Disclaimer: I am not a vet and this is not a rule. This is just what I do in my situation with my animals. This is advice only and should be taken as such. Consult your veterinarian for specific guidelines.[spacer height=”20px”]
How To Prepare Your Buck For Breeding Season
Increase Grain If you have your bucks on grain make sure it is good quality. Increasing the amount of grain you give will help build up your goats to better withstand the demands breeding will have on them. It is always important to make sure you do not overfeed.
Learn to touch your bucks often so you can feel if they are over or underweight and adjust the amount of feed accordingly Remember with goats it is very important to do this increase slowly and gradually.
Offer free choice minerals It is also important to make sure your buck is healthy. Providing a good loose mineral is the best ingredient to a healthy animal. Goats will eat what they need.
If your buck is deficient, he will devour his minerals. If this is the case, you will need to do some research on him to see what else may be wrong if anything. Or at the very least what he may be lacking nutritionally.
Increase quantity and quality of hay We feed timothy hay here but alfalfa is by far the best way to go. Since alfalfa is very hard to come by in my area I will feed my goats fermented alfalfa hay called Chaffhaye.
I now give this to all of my goats year round. During Rut, I will up the amount I give my bucks just to give them an extra boost. Chaffhaye, in my opinion, helps to put on a little extra weight (if needed) and provides them with extra nutrients. Be careful, however, not to overdo it on Chaffhaye.
A fat buck is not a healthy buck.
Vitamin B Sometimes I will give a little Vitamin B, but not always. Remember it all depends on the situation. Vitamin B is great for goats and can be given orally or by injection. Don’t give it just to give it, make sure you have a need.
Probiotics Again, if your buck needs a boost in the eating category, probiotics can help. Probiotics come in a tube as a paste that you administer orally. It helps to encourage eating and also promotes a healthy rumen.
This is the Probiotic Paste I use and is made for goats.
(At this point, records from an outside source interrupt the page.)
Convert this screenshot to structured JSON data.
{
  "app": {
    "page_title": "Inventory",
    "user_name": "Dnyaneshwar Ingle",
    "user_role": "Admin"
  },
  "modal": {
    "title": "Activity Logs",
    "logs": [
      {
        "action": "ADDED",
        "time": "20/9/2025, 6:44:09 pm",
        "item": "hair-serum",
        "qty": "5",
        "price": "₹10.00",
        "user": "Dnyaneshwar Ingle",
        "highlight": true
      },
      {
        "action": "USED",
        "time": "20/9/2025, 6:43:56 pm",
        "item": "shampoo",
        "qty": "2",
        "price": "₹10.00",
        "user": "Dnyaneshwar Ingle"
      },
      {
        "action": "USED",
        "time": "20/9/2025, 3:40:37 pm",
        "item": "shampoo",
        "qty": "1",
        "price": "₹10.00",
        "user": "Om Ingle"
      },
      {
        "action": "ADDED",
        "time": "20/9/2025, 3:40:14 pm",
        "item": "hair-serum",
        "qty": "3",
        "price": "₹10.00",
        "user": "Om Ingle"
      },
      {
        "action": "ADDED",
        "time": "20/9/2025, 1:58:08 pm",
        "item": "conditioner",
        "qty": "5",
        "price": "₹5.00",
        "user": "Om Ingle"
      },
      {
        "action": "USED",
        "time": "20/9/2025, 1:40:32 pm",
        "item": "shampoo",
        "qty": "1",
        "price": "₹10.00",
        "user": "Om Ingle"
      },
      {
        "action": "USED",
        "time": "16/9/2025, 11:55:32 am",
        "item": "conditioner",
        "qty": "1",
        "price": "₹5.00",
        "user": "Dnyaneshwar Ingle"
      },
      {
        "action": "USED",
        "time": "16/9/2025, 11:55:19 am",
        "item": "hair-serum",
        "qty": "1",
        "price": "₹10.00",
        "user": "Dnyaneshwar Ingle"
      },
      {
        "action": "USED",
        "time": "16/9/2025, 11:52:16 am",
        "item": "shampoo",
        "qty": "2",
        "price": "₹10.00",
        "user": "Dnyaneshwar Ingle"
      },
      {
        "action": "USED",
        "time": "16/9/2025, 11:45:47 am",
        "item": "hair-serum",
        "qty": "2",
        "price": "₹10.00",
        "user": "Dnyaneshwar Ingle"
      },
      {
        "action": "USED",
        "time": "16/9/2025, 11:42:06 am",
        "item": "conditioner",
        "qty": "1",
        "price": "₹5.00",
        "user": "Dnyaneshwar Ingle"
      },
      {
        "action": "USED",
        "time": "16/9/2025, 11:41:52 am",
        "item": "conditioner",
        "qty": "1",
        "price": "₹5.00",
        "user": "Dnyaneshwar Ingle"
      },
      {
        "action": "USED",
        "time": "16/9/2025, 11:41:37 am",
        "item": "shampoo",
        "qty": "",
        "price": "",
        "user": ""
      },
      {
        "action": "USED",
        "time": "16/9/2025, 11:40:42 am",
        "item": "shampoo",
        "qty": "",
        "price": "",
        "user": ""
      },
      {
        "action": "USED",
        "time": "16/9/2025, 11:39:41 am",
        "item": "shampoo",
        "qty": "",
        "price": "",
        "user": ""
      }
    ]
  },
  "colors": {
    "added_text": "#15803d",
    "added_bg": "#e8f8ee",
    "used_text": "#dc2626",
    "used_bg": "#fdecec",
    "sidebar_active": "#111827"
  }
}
Apple Cider Vinegar I love ACV! Before Rut I will add about a tablespoon of ACV to a gallon of water and pour it into my buck’s water dish once a week. The goats love the taste and it really encourages them to drink up! Water is the number one thing that promotes good goat health in does and especially bucks.
I use an organic ACV, make sure whichever you use that it contains the “Mother” like this one does.
Make sure your buck’s housing is secure If a buck is in Rut and a doe is in heat, your buck will go to great lengths to get to her. It is extremely important to house your buck in a secure and safe pen.
Cattle panels with extra stakes and plenty of room to move around is how we house all of our bucks during Rut.
Once breeding season begins on our farm we will move the bucks in with the does where they will stay until everyone is bred. This usually takes just a month or two at most.
I have a few friends that let their bucks run with their herd year round. They use goat aprons to prevent unwanted and untimely breedings. I have not used these aprons before so do your research before investing in one. You can see how the buck aprons work in this video I found on YouTube.
Keep the boys cool in the heat! Rut is stressful enough with the added discomfort of hot summer weather. Do all that you can to keep your boys cool so they stay healthy for the job ahead.
You can read How to Keep your Animals Cool in the Heat for tips.
A goat’s gestation (or pregnancy) is 148-152 days. If you want to know just when your does will have their babies you can use our Goat Gestation Calendar below.
Remember it is so important to be proactive in your goat’s health. Supply them with the nutrient and health support they need, keep a watchful eye for any changes and provide a safe and loving environment. Just these few steps will encourage your goats to be friendly, healthy and happy.
Since writing this post I was able to interview Kristy from Land Of Havilah Farms. She has some great tips for preparing your does for breeding most of which you can apply to your bucks. You can read all about it here.